* [Work item]: Among the entries below, tally the lines that include "JSON", and give the number alone.

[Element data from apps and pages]
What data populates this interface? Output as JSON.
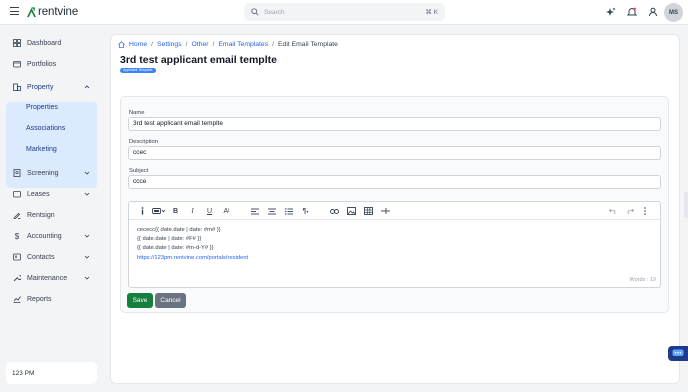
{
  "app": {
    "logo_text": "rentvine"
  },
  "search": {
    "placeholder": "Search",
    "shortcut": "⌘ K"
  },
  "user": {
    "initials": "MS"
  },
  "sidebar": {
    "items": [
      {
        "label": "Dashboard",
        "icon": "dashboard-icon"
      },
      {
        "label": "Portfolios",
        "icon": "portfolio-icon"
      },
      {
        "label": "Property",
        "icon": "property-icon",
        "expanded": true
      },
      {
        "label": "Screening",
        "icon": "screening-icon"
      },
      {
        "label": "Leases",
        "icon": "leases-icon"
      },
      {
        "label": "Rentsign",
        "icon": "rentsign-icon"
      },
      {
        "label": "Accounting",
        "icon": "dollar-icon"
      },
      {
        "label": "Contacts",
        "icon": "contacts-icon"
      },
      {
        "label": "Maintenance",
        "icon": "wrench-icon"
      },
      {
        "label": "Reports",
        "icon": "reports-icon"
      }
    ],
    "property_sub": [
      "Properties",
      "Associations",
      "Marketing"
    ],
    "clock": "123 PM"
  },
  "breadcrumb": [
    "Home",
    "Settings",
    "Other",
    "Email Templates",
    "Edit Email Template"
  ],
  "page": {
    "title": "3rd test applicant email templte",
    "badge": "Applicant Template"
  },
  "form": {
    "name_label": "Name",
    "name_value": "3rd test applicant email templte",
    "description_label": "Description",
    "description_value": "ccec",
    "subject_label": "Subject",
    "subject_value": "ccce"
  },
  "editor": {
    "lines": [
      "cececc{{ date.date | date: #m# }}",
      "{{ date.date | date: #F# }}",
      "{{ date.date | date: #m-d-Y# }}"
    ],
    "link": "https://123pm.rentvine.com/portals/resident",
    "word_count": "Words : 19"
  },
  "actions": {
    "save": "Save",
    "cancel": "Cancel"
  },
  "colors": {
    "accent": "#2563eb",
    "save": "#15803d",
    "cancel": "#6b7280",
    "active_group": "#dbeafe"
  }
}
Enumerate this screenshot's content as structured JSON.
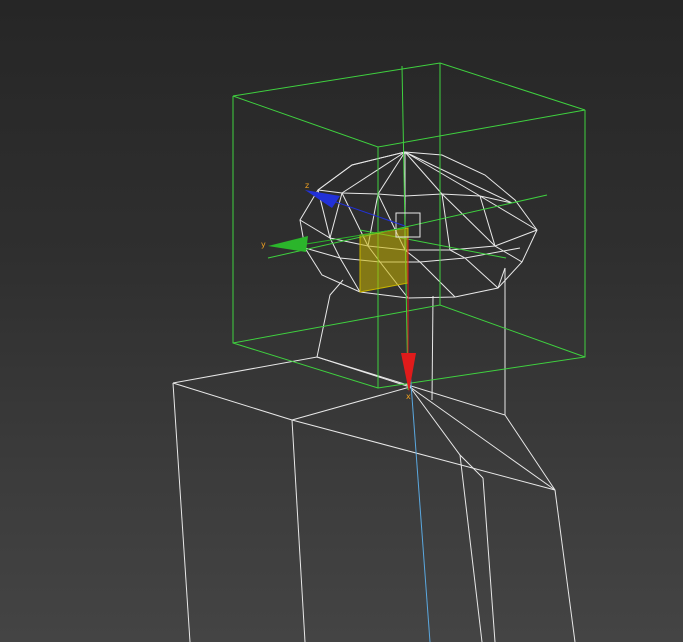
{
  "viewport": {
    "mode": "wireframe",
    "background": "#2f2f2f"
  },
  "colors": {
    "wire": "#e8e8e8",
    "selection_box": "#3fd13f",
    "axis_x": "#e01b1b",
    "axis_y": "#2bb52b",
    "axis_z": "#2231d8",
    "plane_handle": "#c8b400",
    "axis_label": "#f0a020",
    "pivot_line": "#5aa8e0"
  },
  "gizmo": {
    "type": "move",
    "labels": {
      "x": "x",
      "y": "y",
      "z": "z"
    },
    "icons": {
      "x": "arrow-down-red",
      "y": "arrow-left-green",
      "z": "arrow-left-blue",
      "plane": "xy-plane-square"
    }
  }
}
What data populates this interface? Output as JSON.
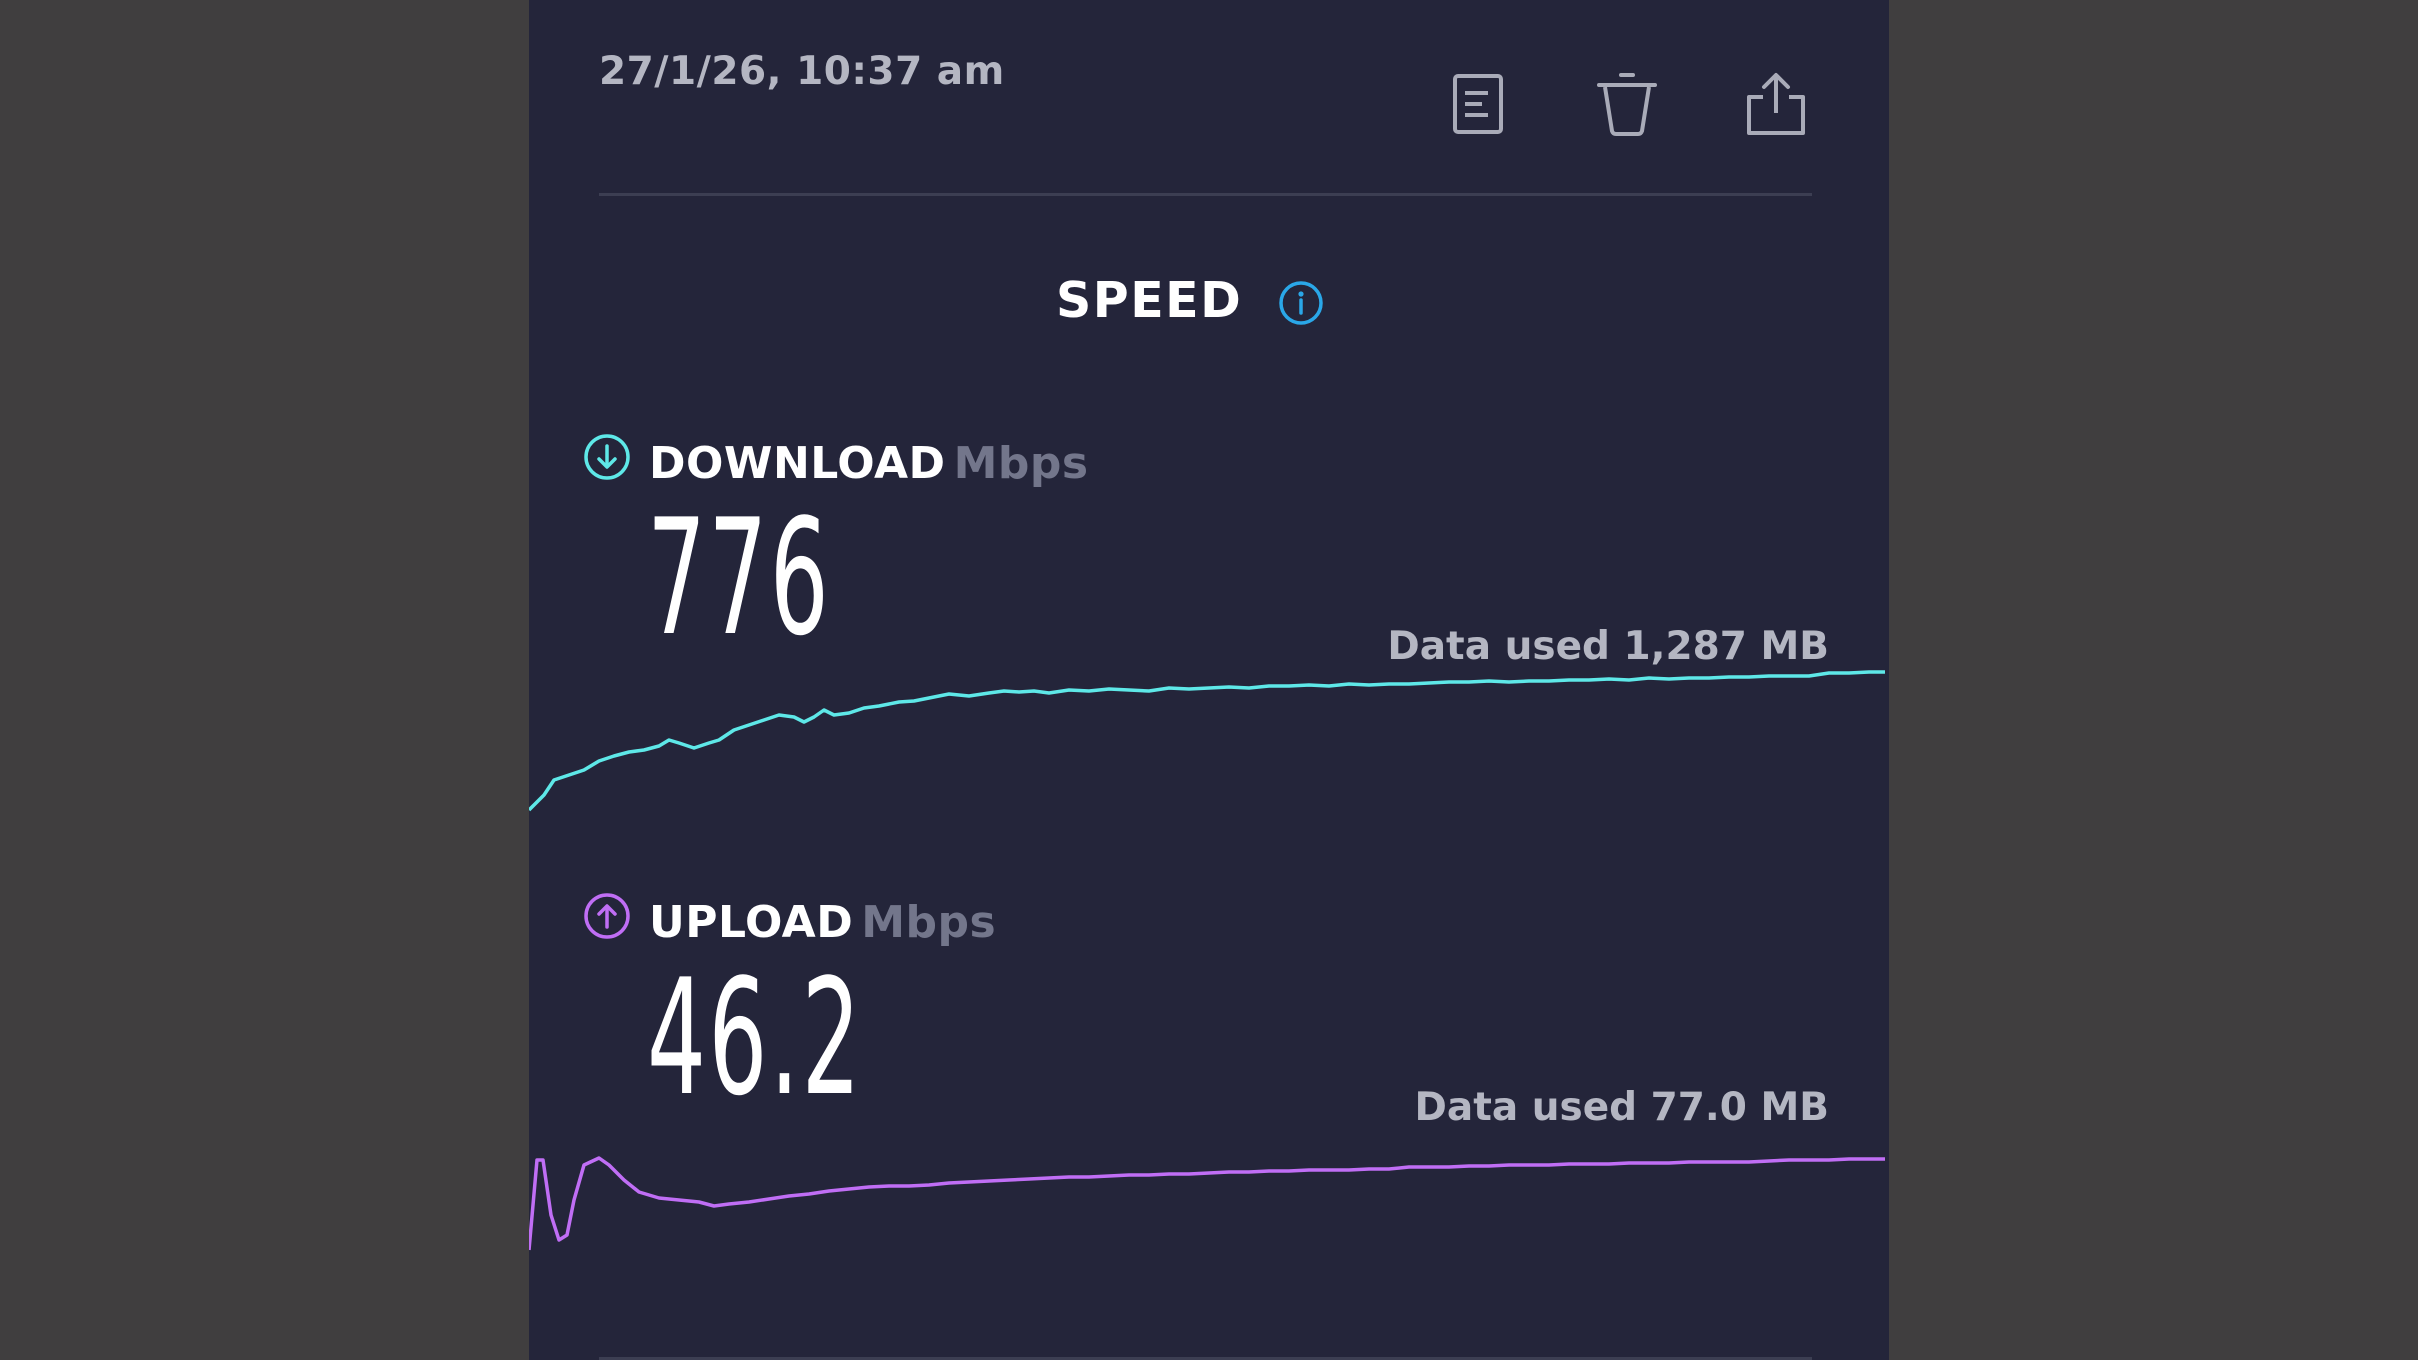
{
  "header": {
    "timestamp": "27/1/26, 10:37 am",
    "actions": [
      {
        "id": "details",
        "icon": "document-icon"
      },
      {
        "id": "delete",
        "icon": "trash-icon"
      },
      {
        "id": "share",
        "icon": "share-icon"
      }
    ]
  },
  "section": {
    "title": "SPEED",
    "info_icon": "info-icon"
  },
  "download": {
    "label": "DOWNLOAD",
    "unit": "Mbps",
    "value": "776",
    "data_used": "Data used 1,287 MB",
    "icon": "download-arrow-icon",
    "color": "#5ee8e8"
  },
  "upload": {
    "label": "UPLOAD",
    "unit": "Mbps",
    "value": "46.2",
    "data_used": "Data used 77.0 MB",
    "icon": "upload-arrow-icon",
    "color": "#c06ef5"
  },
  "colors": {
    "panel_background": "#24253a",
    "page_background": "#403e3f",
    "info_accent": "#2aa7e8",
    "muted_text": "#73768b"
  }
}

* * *

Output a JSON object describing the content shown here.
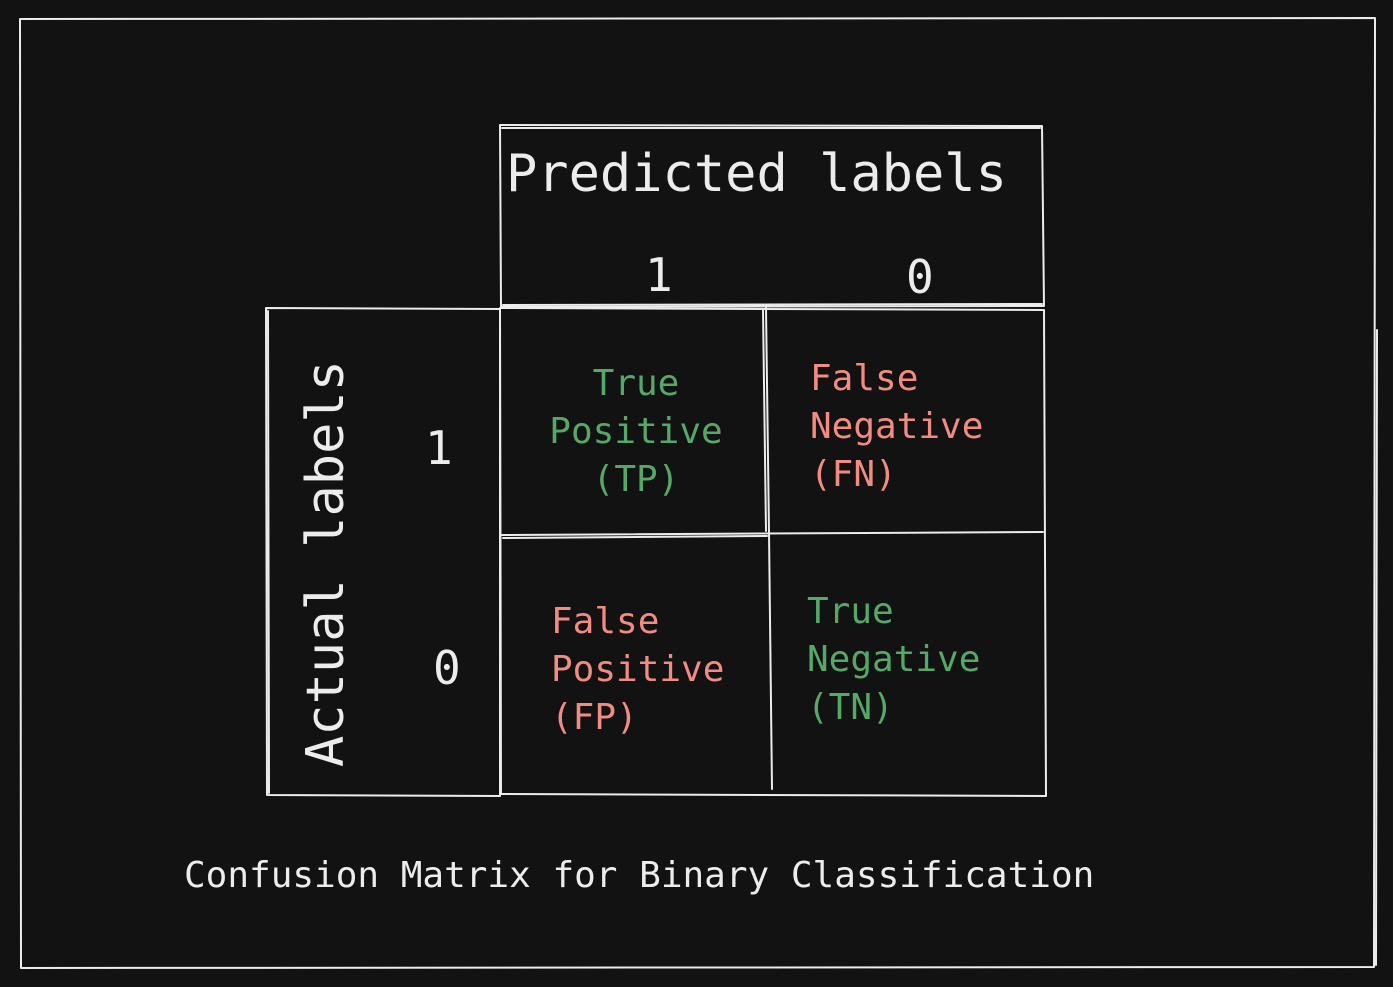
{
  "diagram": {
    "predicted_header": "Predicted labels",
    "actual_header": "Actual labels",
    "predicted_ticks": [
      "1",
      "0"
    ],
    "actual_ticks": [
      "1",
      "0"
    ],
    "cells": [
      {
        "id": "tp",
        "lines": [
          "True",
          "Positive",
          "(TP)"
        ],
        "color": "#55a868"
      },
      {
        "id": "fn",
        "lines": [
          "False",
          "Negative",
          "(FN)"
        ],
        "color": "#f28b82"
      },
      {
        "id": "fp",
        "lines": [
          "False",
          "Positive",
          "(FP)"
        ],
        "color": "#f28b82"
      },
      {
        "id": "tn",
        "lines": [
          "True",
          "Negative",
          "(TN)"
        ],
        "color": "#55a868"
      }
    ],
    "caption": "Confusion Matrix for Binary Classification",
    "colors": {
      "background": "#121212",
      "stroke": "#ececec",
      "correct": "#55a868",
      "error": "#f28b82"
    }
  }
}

* [Exercise result]: 4